WHAT THE EXERCISE ASKS
Repeat each record word for word. Leave nothing out.

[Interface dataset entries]
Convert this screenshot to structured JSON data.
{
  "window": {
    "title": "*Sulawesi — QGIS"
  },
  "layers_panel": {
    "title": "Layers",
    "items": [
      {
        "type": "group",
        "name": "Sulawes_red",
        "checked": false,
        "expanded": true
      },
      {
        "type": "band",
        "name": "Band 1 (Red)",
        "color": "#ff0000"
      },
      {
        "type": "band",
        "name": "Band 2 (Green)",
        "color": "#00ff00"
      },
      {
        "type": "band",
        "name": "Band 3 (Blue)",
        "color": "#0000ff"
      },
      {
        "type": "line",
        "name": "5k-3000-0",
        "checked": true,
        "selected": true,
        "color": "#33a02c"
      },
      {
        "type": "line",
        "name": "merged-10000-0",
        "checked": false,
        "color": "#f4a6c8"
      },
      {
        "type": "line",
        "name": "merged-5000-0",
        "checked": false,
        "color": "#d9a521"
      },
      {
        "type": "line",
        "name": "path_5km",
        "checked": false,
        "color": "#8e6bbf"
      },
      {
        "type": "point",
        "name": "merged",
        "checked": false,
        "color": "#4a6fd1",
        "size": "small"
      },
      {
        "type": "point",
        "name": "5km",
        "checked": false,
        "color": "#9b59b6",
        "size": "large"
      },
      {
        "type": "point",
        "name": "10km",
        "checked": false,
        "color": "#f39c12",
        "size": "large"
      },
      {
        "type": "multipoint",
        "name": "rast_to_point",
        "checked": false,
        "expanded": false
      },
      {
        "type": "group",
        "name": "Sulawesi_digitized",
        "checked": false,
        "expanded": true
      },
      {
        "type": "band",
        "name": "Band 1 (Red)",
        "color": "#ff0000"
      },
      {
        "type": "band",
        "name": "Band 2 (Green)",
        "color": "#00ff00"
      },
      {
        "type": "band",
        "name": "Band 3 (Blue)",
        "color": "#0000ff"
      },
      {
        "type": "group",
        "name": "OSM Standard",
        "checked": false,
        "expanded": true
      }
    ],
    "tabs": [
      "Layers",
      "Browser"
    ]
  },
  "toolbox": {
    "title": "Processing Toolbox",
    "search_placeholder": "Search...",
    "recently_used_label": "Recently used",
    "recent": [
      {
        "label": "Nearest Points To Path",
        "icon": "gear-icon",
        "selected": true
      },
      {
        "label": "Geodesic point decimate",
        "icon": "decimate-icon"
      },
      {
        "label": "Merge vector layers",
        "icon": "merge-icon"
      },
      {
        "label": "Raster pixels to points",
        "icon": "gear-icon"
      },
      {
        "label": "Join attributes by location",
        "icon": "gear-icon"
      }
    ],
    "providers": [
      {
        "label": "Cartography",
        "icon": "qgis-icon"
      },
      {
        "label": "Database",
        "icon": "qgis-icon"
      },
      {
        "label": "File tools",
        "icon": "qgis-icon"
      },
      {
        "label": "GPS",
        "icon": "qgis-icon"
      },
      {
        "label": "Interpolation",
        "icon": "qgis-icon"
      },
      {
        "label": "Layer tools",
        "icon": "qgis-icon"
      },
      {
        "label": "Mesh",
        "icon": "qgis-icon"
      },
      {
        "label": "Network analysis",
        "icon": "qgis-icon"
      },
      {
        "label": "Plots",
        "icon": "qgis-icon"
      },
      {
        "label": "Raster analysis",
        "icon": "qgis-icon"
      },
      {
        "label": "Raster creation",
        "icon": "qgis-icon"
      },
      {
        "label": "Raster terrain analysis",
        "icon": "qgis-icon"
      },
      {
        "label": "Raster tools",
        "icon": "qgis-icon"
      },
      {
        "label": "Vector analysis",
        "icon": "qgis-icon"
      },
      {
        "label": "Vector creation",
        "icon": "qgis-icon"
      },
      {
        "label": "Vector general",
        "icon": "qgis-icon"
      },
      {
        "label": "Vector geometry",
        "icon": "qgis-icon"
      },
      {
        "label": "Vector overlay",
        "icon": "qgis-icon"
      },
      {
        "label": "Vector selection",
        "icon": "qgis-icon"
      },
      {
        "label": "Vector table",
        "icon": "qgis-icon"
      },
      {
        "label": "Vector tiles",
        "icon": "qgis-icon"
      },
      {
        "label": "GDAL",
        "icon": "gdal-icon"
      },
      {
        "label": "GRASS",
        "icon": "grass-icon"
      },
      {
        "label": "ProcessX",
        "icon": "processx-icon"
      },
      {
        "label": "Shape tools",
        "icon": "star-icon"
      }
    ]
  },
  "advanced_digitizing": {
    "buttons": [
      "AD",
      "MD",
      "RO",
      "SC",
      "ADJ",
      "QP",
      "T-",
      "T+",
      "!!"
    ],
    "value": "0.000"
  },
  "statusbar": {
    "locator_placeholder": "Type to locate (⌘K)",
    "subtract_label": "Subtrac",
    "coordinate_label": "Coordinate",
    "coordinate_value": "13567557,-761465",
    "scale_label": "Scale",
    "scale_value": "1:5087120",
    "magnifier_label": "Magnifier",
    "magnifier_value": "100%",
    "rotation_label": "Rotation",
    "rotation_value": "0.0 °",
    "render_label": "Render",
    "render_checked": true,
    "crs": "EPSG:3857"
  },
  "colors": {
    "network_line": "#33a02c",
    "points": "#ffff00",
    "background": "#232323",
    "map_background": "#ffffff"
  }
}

RESPONSE TO THE TASK
Convert this screenshot to structured JSON data.
{
  "window": {
    "title": "*Sulawesi — QGIS"
  },
  "layers_panel": {
    "title": "Layers",
    "items": [
      {
        "type": "group",
        "name": "Sulawes_red",
        "checked": false,
        "expanded": true
      },
      {
        "type": "band",
        "name": "Band 1 (Red)",
        "color": "#ff0000"
      },
      {
        "type": "band",
        "name": "Band 2 (Green)",
        "color": "#00ff00"
      },
      {
        "type": "band",
        "name": "Band 3 (Blue)",
        "color": "#0000ff"
      },
      {
        "type": "line",
        "name": "5k-3000-0",
        "checked": true,
        "selected": true,
        "color": "#33a02c"
      },
      {
        "type": "line",
        "name": "merged-10000-0",
        "checked": false,
        "color": "#f4a6c8"
      },
      {
        "type": "line",
        "name": "merged-5000-0",
        "checked": false,
        "color": "#d9a521"
      },
      {
        "type": "line",
        "name": "path_5km",
        "checked": false,
        "color": "#8e6bbf"
      },
      {
        "type": "point",
        "name": "merged",
        "checked": false,
        "color": "#4a6fd1",
        "size": "small"
      },
      {
        "type": "point",
        "name": "5km",
        "checked": false,
        "color": "#9b59b6",
        "size": "large"
      },
      {
        "type": "point",
        "name": "10km",
        "checked": false,
        "color": "#f39c12",
        "size": "large"
      },
      {
        "type": "multipoint",
        "name": "rast_to_point",
        "checked": false,
        "expanded": false
      },
      {
        "type": "group",
        "name": "Sulawesi_digitized",
        "checked": false,
        "expanded": true
      },
      {
        "type": "band",
        "name": "Band 1 (Red)",
        "color": "#ff0000"
      },
      {
        "type": "band",
        "name": "Band 2 (Green)",
        "color": "#00ff00"
      },
      {
        "type": "band",
        "name": "Band 3 (Blue)",
        "color": "#0000ff"
      },
      {
        "type": "group",
        "name": "OSM Standard",
        "checked": false,
        "expanded": true
      }
    ],
    "tabs": [
      "Layers",
      "Browser"
    ]
  },
  "toolbox": {
    "title": "Processing Toolbox",
    "search_placeholder": "Search...",
    "recently_used_label": "Recently used",
    "recent": [
      {
        "label": "Nearest Points To Path",
        "icon": "gear-icon",
        "selected": true
      },
      {
        "label": "Geodesic point decimate",
        "icon": "decimate-icon"
      },
      {
        "label": "Merge vector layers",
        "icon": "merge-icon"
      },
      {
        "label": "Raster pixels to points",
        "icon": "gear-icon"
      },
      {
        "label": "Join attributes by location",
        "icon": "gear-icon"
      }
    ],
    "providers": [
      {
        "label": "Cartography",
        "icon": "qgis-icon"
      },
      {
        "label": "Database",
        "icon": "qgis-icon"
      },
      {
        "label": "File tools",
        "icon": "qgis-icon"
      },
      {
        "label": "GPS",
        "icon": "qgis-icon"
      },
      {
        "label": "Interpolation",
        "icon": "qgis-icon"
      },
      {
        "label": "Layer tools",
        "icon": "qgis-icon"
      },
      {
        "label": "Mesh",
        "icon": "qgis-icon"
      },
      {
        "label": "Network analysis",
        "icon": "qgis-icon"
      },
      {
        "label": "Plots",
        "icon": "qgis-icon"
      },
      {
        "label": "Raster analysis",
        "icon": "qgis-icon"
      },
      {
        "label": "Raster creation",
        "icon": "qgis-icon"
      },
      {
        "label": "Raster terrain analysis",
        "icon": "qgis-icon"
      },
      {
        "label": "Raster tools",
        "icon": "qgis-icon"
      },
      {
        "label": "Vector analysis",
        "icon": "qgis-icon"
      },
      {
        "label": "Vector creation",
        "icon": "qgis-icon"
      },
      {
        "label": "Vector general",
        "icon": "qgis-icon"
      },
      {
        "label": "Vector geometry",
        "icon": "qgis-icon"
      },
      {
        "label": "Vector overlay",
        "icon": "qgis-icon"
      },
      {
        "label": "Vector selection",
        "icon": "qgis-icon"
      },
      {
        "label": "Vector table",
        "icon": "qgis-icon"
      },
      {
        "label": "Vector tiles",
        "icon": "qgis-icon"
      },
      {
        "label": "GDAL",
        "icon": "gdal-icon"
      },
      {
        "label": "GRASS",
        "icon": "grass-icon"
      },
      {
        "label": "ProcessX",
        "icon": "processx-icon"
      },
      {
        "label": "Shape tools",
        "icon": "star-icon"
      }
    ]
  },
  "advanced_digitizing": {
    "buttons": [
      "AD",
      "MD",
      "RO",
      "SC",
      "ADJ",
      "QP",
      "T-",
      "T+",
      "!!"
    ],
    "value": "0.000"
  },
  "statusbar": {
    "locator_placeholder": "Type to locate (⌘K)",
    "subtract_label": "Subtrac",
    "coordinate_label": "Coordinate",
    "coordinate_value": "13567557,-761465",
    "scale_label": "Scale",
    "scale_value": "1:5087120",
    "magnifier_label": "Magnifier",
    "magnifier_value": "100%",
    "rotation_label": "Rotation",
    "rotation_value": "0.0 °",
    "render_label": "Render",
    "render_checked": true,
    "crs": "EPSG:3857"
  },
  "colors": {
    "network_line": "#33a02c",
    "points": "#ffff00",
    "background": "#232323",
    "map_background": "#ffffff"
  }
}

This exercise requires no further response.